Microcarrier technology can reduce culture medium and serum costs by over 50%, decrease labor and lessen the risk of contamination.
GE Healthcare supplies microcarriers for a wide range of applications for cell immobilization, particularly in the area of eucaryotic cell culture. Microcarrier technology can reduce culture medium and serum costs by over 50%, decrease labor and lessen the risk of contamination. The entire line of microcarriers from GE Healthcare is thoroughly quality controlled, including a function test on all batches with at least one cell type.
Cytodex 1 and 3
Cytodex microcarriers are based on cross-linked dextran beads. The microporous beads are transparent, spherical and hydrated, and are substituted with positively charged groups. The microcarriers have a mean diameter of 200 µ m and a density of 1.04 g/mL. Their small size allows them to be easily transported through tubing.
Cytodex microcarriers are designed for use in stirred tank cultures – homogeneous environments for cell growth in which culture parameters are easily monitored and controlled. Cells grow on the surface of Cytodex, which facilitates inspection, harvesting and infection of the cells. The microporosity of Cytodex enables nutrient supply to all sides of the cells.
Cytopore 1 and 2
Cytopore microcarriers are hydrophilic DEAE exchangers with a mean diameter of 230 µm and a density of 1.03 g/mL. They are based on a cross-linked cotton cellulose matrix and have an average pore size of 30 µm.
The microcarriers are both macroporous and microporous. Cells can enter the interior of the microcarrier where they are protected from shear forces generated by the stirrer, aeration, spin filter or bubbles created through sparging.

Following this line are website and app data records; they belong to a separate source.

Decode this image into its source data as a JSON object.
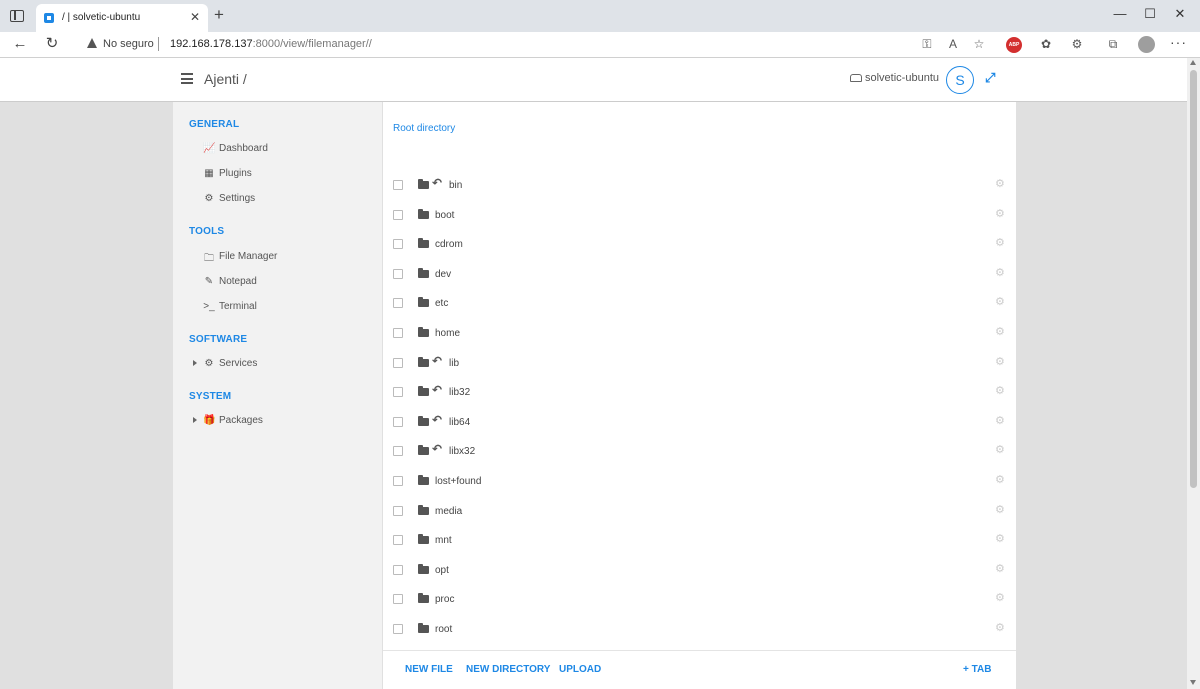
{
  "browser": {
    "tab_title": "/ | solvetic-ubuntu",
    "not_secure": "No seguro",
    "url_host": "192.168.178.137",
    "url_rest": ":8000/view/filemanager//",
    "abp": "ABP"
  },
  "header": {
    "brand": "Ajenti /",
    "hostname": "solvetic-ubuntu",
    "avatar_letter": "S"
  },
  "sidebar": {
    "general": "GENERAL",
    "dashboard": "Dashboard",
    "plugins": "Plugins",
    "settings": "Settings",
    "tools": "TOOLS",
    "file_manager": "File Manager",
    "notepad": "Notepad",
    "terminal": "Terminal",
    "software": "SOFTWARE",
    "services": "Services",
    "system": "SYSTEM",
    "packages": "Packages"
  },
  "main": {
    "breadcrumb": "Root directory",
    "files": [
      {
        "name": "bin",
        "symlink": true
      },
      {
        "name": "boot",
        "symlink": false
      },
      {
        "name": "cdrom",
        "symlink": false
      },
      {
        "name": "dev",
        "symlink": false
      },
      {
        "name": "etc",
        "symlink": false
      },
      {
        "name": "home",
        "symlink": false
      },
      {
        "name": "lib",
        "symlink": true
      },
      {
        "name": "lib32",
        "symlink": true
      },
      {
        "name": "lib64",
        "symlink": true
      },
      {
        "name": "libx32",
        "symlink": true
      },
      {
        "name": "lost+found",
        "symlink": false
      },
      {
        "name": "media",
        "symlink": false
      },
      {
        "name": "mnt",
        "symlink": false
      },
      {
        "name": "opt",
        "symlink": false
      },
      {
        "name": "proc",
        "symlink": false
      },
      {
        "name": "root",
        "symlink": false
      }
    ]
  },
  "footer": {
    "new_file": "NEW FILE",
    "new_directory": "NEW DIRECTORY",
    "upload": "UPLOAD",
    "add_tab": "+ TAB"
  },
  "colors": {
    "accent": "#1e88e5",
    "sidebar_bg": "#f2f2f2",
    "page_bg": "#e0e0e0"
  }
}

The microporosity facilitates nutrient supply to all sides of the cells. Cytopore microcarriers are transparent before reaching higher cell densities and easily transported through tubing.

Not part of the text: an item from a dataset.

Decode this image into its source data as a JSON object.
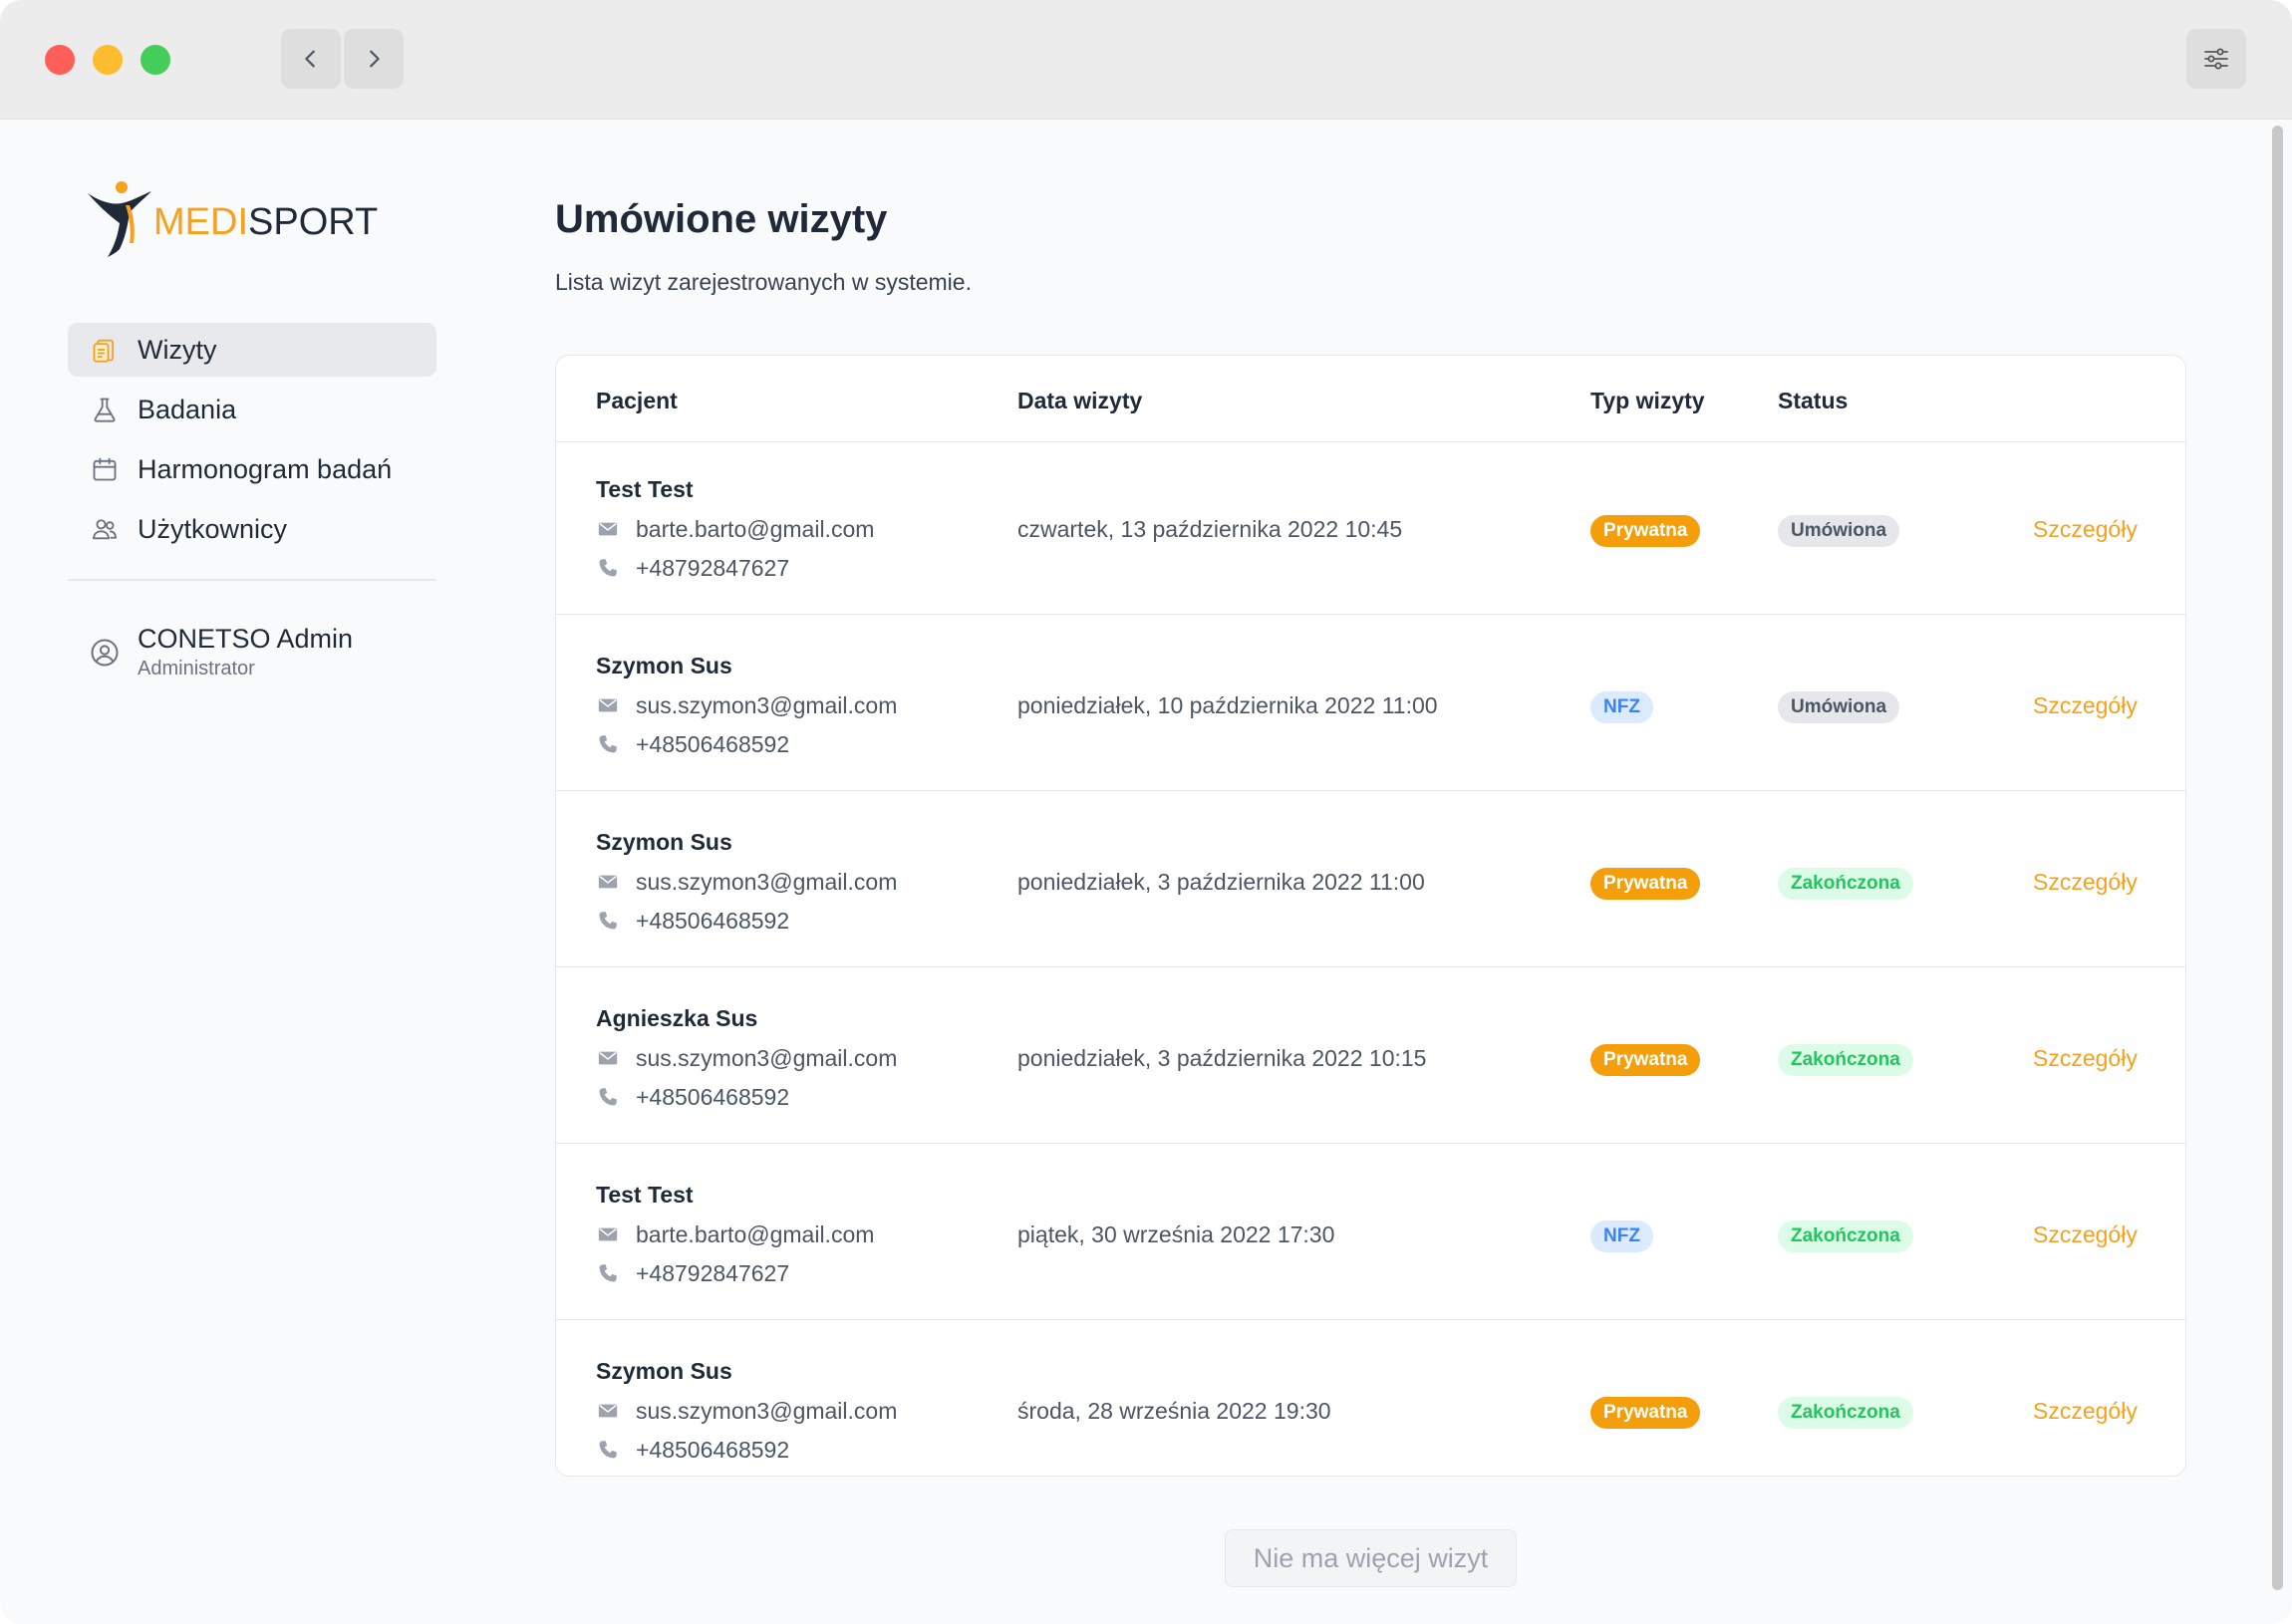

Cytoline microcarriers are based on a matrix of polyethylene and silica. The polyethylene makes the microcarrier hydrophobic while the silica gives it a slightly negative charge. The silica also increases the density of the microcarriers, enabling them to be used in fluidized bed cultures. Cytoline 1 has a density of 1.3 g/mL. Cytoline microcarriers are macroporous with a pore size between 10 and 400 µ m. Cells gain easy access to the interior of Cytoline, where they are protected from shear forces. Since the microcarriers are not microporous, nutrients can only reach the cells through the macroporous structure.
Cytoline microcarriers are lentil-shaped with a length of 2 to 2.5 mm. This size makes their transfer through tubing more difficult, but facilitates their retention in fluidized bed or perfusion cultures.